Anica Graney / Clarion

A vote sign outside Memorial Union’s voting station.

Mackenzie Moore, News Editor

The day after the 2020 presidential election began, AP News declared Joe Biden to be the projected winner of Wisconsin’s 10 electoral votes. Trailing by a narrow margin of about 20,000 votes in the Badger State and losing ground in several other crucial states, incumbent Donald Trump made claims of widespread voter fraud. This largely occurred as states began counting absentee ballots.

Travis Austin was a poll worker in Madison, a city in which the majority voted for former Vice President Joe Biden. As someone with direct knowledge of election protocols, he took offense to the insinuation that poll workers were not doing an effective job.

“I worked the polls, Ward 61 in the city of Madison, and we had a situation at the precinct I worked in where a voter was issued two absentee ballots and returned two absentee ballots. Same name, address, signature, everything, so it certainly was the same voter,” Austin said.

“We had processed his first one and when the second was about to be processed, we caught that he had already been assigned a number. We verified it was the same voter’s info and rejected the second ballot.”

While some in the United States are concerned that this was necessary in the first place, Austin clarified that this occurrence is not as common as it may feel.

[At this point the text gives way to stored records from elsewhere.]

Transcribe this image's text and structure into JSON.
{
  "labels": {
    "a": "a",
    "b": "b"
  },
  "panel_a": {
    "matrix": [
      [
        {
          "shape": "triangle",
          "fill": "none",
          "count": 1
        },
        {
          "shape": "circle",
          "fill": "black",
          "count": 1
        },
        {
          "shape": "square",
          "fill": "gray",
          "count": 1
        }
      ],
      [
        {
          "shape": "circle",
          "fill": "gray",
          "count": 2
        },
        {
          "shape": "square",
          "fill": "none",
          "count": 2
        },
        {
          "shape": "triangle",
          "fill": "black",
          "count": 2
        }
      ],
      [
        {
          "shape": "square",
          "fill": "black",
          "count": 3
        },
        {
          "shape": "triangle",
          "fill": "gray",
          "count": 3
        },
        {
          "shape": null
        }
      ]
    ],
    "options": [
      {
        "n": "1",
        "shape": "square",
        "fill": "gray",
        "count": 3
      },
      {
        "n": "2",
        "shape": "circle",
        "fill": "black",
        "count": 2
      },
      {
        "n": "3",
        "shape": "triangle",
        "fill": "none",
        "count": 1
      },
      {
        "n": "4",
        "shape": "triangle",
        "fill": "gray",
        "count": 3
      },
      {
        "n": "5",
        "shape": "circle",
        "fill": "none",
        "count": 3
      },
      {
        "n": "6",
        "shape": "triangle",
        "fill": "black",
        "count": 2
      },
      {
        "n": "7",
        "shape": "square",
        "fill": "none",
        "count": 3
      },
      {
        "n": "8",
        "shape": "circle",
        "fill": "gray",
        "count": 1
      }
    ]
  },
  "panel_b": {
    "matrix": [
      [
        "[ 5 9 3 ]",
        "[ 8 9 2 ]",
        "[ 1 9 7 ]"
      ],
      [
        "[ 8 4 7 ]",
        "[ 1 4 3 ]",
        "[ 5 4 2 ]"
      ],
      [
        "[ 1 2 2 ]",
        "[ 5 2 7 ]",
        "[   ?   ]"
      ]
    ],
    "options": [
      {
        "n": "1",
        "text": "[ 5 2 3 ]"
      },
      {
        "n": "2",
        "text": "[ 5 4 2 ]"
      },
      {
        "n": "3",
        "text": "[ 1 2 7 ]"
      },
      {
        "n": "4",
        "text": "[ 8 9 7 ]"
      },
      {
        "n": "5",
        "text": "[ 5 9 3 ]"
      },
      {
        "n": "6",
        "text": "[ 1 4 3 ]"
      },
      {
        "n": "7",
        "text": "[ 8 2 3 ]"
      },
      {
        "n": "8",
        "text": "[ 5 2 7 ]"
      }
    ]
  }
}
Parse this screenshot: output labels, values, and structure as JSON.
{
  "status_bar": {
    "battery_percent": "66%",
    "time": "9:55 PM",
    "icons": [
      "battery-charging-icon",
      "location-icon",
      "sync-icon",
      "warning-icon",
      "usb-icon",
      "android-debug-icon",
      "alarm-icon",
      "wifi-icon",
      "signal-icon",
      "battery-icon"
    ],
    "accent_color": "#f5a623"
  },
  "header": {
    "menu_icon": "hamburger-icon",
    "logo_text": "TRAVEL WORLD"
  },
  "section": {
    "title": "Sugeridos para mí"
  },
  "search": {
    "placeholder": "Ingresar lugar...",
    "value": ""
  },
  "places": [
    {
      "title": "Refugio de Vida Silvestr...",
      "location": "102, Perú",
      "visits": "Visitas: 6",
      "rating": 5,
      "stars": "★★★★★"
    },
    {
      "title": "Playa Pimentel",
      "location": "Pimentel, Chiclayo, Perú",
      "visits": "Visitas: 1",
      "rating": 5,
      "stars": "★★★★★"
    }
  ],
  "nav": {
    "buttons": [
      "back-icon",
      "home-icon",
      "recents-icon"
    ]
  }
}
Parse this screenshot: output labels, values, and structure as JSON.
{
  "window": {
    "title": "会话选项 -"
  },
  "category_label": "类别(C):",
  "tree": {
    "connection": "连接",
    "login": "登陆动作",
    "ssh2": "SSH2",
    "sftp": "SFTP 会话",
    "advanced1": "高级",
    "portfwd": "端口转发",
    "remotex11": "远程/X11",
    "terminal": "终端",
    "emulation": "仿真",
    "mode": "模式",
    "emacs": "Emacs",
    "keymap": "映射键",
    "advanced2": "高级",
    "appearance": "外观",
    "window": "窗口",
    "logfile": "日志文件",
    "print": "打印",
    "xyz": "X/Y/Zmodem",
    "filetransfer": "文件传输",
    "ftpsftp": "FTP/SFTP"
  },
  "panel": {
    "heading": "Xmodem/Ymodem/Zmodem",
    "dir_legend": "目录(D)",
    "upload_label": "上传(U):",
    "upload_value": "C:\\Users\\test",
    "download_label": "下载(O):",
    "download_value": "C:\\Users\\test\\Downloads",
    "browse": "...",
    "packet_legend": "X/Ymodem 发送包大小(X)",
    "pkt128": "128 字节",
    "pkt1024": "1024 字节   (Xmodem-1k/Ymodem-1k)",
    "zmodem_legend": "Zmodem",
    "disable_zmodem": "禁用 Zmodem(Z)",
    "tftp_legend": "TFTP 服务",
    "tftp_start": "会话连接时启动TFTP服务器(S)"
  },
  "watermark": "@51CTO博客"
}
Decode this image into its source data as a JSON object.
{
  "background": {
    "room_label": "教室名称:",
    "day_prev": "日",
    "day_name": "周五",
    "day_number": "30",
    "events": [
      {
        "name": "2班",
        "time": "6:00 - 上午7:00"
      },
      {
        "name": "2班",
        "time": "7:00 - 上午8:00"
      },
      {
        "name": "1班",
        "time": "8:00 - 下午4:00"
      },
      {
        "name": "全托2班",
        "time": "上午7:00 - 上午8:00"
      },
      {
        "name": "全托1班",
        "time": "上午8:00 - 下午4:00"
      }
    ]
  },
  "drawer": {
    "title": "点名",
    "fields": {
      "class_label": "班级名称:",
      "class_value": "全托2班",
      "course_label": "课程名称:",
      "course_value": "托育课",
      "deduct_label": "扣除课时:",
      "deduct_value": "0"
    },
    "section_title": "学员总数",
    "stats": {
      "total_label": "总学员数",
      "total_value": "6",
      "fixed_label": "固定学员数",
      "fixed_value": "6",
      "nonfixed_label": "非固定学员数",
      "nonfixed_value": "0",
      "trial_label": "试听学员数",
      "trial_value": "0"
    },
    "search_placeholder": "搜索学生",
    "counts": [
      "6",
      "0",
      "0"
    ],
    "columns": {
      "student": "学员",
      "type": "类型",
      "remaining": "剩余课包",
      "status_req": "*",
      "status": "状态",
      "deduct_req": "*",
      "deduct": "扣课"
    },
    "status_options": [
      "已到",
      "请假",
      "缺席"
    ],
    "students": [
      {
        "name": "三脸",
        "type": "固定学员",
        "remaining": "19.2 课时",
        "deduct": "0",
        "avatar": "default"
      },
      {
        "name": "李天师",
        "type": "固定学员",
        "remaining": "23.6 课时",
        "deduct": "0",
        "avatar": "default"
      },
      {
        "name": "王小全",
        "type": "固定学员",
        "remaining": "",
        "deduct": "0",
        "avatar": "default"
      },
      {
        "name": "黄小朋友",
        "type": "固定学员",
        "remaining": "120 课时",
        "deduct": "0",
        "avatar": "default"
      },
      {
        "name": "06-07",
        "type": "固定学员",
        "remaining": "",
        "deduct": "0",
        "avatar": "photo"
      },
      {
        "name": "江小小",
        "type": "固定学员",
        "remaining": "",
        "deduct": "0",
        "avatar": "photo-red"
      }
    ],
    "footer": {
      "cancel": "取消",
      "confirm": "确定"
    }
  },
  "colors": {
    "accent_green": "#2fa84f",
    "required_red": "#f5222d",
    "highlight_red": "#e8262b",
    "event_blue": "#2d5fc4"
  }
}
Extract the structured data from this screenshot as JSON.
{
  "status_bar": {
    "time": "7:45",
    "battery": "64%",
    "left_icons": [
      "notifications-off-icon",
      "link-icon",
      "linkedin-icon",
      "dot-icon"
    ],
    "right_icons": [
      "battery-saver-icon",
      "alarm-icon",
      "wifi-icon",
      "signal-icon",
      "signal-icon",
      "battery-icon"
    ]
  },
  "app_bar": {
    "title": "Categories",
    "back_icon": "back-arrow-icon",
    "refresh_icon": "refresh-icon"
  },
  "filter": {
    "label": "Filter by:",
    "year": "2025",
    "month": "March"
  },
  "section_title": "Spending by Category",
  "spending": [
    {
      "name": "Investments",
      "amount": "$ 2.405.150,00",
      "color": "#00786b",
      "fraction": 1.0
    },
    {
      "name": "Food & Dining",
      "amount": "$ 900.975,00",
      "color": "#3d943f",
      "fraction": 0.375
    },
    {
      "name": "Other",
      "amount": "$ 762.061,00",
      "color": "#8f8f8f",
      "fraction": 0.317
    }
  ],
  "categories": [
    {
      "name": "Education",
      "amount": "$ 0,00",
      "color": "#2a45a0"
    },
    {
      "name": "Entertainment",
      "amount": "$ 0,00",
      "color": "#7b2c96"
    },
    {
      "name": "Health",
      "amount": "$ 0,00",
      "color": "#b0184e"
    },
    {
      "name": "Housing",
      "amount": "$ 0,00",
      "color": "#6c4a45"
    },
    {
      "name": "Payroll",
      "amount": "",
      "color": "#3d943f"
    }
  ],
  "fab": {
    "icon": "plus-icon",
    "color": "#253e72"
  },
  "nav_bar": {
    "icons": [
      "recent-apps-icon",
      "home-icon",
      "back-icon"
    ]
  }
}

“Lots of hurdles had to be overcome for [the extra ballot] to even get to us at the polls. The clerk had to issue two ballots (but likely there’s situations where some are presumed lost in the mail, so no real shock), then the voter had to send two ballots back in. Next the clerk had to miss that this voter sent back two ballots and send them both to the polling place. Even after all those steps failed, the final checks at the polls caught it.”

While there does not appear to be a reasonable basis for Donald Trump’s claim that the election was fraudulent, due to the current vote count, he has been fundraising the eight million dollars required to pay for a recount in Wisconsin.

In closing, Austin said, “The systems work.”